After opening remarks by Akiko Yuge, Director of the United Nations Development Programme (UNDP) Representation Office in Tokyo, Khalid Malik, Director of the Human Development Report Office, introduced the key findings of the report.
With a focus on more than 40 developing countries, the report’s data and findings show an increase in human development over the past decade, including an easing of inequality, more widespread education, greater participation and inclusion in the social cohesion discussion, and an increased interconnection among youth.
The rise of the South is radically reshaping the world of the 21st century, with developing nations driving economic growth, lifting hundreds of millions of people from poverty and bringing more of them into a new global middle class, says the 2013 Human Development Report.
At the launch event, Akihiko Tanaka, President of the Japan International Cooperation Agency (JICA), lauded the collaboration between UNDP and Japan and commended development of the UNDP report. He addressed the change in our understanding of the world system in the 21st century, human security and inclusive development.
He observed that the long-dominant power of the West has been replaced by participation of the rapidly growing economies in the South. He noted that the South is not a single entity, but shows many diverse and plural elements in the realm of human development. He stressed the concept of inclusiveness and suggested that more attention should be paid to human security and vulnerabilities. Agencies like JICA, Tanaka said, foster collaboration under the premise that “development cooperation cannot be a pure transfer from software from the North to the South”, but requires mutual learning and joint solution discovery.

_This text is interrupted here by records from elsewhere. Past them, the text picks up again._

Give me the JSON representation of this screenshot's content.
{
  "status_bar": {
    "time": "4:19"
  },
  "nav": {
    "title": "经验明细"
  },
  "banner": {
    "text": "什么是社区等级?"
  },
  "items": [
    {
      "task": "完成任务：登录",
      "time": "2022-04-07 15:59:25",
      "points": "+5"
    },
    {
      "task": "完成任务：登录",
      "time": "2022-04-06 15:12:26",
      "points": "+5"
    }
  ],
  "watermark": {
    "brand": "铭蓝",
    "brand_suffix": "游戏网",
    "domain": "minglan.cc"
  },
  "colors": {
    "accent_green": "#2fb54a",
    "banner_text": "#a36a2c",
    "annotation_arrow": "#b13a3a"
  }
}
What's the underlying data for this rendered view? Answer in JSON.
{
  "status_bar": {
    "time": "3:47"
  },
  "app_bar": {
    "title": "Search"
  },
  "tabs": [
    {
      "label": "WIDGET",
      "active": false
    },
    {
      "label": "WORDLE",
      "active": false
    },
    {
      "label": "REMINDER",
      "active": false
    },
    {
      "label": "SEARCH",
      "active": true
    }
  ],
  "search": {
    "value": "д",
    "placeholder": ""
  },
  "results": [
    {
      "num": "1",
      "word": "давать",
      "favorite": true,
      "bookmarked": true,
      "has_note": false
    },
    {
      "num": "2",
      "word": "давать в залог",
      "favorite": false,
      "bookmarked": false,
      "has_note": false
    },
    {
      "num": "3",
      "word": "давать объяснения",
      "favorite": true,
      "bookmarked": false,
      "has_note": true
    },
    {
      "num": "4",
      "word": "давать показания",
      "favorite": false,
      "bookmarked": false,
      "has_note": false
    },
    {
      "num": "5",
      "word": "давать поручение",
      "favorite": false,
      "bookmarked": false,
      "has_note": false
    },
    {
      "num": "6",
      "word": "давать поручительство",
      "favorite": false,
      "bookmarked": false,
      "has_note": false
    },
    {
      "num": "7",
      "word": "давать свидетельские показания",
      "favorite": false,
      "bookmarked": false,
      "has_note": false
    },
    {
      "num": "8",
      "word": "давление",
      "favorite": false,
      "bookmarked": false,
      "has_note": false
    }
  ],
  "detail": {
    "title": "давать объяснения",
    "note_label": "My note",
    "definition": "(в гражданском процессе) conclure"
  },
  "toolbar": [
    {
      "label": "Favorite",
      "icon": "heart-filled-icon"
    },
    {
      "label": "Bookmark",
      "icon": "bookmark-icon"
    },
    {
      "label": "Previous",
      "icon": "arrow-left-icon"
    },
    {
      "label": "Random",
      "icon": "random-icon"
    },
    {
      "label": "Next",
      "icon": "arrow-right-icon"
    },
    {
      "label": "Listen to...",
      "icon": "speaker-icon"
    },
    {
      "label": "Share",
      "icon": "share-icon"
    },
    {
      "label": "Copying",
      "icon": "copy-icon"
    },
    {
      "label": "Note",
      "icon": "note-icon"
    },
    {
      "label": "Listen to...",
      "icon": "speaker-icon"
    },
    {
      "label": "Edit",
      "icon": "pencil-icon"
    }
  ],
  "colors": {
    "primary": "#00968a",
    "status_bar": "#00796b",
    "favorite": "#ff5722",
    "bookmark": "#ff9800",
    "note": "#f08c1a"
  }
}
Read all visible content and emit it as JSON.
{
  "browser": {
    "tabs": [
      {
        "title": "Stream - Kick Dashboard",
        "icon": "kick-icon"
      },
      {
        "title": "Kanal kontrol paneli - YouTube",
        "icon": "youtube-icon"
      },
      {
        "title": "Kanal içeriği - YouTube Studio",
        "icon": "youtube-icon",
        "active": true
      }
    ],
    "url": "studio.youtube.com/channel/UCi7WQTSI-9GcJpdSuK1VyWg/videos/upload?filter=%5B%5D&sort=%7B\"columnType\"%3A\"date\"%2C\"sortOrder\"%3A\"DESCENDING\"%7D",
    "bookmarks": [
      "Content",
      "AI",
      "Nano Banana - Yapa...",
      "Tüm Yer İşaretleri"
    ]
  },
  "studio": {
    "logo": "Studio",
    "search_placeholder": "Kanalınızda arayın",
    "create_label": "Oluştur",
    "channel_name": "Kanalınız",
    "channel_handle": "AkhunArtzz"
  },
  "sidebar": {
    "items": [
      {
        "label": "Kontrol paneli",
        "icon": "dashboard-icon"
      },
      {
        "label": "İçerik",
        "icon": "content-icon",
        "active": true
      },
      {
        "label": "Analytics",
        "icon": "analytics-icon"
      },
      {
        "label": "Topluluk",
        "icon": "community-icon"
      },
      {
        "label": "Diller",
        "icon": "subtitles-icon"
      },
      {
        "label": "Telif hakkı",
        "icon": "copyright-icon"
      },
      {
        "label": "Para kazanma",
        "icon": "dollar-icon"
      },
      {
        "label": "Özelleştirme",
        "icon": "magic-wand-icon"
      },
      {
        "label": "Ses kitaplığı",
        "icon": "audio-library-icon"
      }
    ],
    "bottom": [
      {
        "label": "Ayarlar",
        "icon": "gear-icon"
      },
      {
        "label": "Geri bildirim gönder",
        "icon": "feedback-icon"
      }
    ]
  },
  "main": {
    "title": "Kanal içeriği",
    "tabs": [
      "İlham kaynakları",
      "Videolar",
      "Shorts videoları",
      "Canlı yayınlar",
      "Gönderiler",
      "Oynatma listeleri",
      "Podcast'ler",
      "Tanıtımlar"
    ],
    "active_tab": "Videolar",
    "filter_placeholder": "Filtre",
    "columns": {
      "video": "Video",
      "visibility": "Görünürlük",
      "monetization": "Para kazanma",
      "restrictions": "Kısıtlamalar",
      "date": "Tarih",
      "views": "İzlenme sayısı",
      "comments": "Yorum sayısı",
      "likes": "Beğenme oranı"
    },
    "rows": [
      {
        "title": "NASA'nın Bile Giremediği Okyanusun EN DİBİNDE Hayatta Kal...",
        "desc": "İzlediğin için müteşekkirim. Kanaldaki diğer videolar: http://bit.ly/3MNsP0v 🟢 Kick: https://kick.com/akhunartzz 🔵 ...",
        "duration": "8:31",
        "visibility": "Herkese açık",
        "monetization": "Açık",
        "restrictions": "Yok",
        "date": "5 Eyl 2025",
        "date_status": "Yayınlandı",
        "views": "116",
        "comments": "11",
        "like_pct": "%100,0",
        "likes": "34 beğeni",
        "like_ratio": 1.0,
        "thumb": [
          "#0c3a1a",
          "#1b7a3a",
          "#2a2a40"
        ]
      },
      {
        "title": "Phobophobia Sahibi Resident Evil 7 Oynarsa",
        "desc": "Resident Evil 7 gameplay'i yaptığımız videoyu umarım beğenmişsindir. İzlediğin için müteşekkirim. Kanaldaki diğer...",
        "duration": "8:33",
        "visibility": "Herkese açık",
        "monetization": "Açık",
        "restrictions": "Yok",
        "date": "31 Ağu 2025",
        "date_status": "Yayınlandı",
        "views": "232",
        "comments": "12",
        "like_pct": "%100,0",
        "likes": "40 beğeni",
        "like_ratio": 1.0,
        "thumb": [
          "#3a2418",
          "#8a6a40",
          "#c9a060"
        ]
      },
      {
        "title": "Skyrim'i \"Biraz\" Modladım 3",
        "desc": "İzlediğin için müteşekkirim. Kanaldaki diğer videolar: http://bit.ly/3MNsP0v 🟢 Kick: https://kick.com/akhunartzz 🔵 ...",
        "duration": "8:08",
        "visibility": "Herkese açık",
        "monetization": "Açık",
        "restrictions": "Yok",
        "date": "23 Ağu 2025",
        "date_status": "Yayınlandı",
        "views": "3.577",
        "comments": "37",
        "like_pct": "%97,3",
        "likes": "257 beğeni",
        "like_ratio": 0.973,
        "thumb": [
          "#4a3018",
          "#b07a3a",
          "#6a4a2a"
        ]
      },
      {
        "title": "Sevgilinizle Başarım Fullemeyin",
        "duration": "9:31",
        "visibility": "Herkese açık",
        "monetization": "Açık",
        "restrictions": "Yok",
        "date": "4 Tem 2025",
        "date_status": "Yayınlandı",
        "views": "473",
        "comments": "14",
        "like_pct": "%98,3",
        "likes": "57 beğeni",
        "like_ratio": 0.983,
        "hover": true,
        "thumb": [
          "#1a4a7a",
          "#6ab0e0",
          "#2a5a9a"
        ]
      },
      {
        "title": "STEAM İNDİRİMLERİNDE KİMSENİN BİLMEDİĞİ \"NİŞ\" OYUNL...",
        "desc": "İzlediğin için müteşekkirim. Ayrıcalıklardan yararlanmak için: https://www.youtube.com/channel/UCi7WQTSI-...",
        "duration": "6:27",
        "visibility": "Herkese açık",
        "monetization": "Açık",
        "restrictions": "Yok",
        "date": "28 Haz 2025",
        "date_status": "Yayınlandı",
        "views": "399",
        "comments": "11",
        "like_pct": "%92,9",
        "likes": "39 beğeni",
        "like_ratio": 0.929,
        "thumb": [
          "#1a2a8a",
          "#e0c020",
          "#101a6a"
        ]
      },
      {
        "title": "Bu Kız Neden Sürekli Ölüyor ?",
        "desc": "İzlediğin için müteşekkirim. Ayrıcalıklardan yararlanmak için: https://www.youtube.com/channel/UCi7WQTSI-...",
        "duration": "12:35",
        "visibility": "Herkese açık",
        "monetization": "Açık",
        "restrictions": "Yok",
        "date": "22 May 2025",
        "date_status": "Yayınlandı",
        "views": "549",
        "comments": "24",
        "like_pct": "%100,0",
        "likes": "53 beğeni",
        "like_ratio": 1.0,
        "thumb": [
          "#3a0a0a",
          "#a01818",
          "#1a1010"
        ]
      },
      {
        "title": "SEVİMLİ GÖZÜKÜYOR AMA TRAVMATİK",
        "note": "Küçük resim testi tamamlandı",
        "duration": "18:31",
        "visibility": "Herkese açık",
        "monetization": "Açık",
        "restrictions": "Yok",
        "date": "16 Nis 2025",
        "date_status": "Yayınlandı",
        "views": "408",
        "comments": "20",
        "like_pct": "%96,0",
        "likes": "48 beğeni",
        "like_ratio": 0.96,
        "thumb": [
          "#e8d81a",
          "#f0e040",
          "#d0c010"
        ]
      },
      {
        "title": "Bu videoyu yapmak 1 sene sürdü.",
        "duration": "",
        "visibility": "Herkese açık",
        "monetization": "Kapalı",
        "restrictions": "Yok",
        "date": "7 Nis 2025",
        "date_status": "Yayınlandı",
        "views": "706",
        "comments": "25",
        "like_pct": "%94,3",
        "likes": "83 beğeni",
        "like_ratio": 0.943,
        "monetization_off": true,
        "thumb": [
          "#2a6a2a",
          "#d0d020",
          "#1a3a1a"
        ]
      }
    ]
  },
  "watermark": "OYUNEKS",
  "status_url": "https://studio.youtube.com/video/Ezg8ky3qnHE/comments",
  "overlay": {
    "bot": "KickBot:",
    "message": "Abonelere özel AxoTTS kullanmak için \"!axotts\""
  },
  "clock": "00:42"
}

During the question and answer session, UNU Rector David Malone thanked UNDP for the stimulating 2013 report and noted, in particular, Japan’s efforts to incorporate the human security component into development. He cautioned, though, that the term “middle class” is formulated vaguely — in India, for example, some suggest that the middle class consists of 35 million people while others calculate the number of 350 million — and that we must develop a clearer understanding of just who is part of the “middle class”.
Both Malik and Tanaka noted that the middle class is a “self-perceptive term” that has a different understanding in different places and contexts.
Rector Malone also emphasized the important role of higher education, rather than focusing only on primary and secondary education in a development context. Malik responded that while education needs to be balanced, the fact that parents always want their children to have a better future necessitates a cohesive approach in all streams of education.
Malik concluded that, in regards to the human development pillars of income, education and health, the less-developed countries are accelerating faster, and this is something to celebrate.
The initial 2013 report launch was held on 14 March 2013 in Mexico City by UNDP Administrator Helen Clark and Mexican President Enrique Peña Nieto, who will deliver the 21st U Thant Lecture at UNU in Tokyo on 9 April 2013.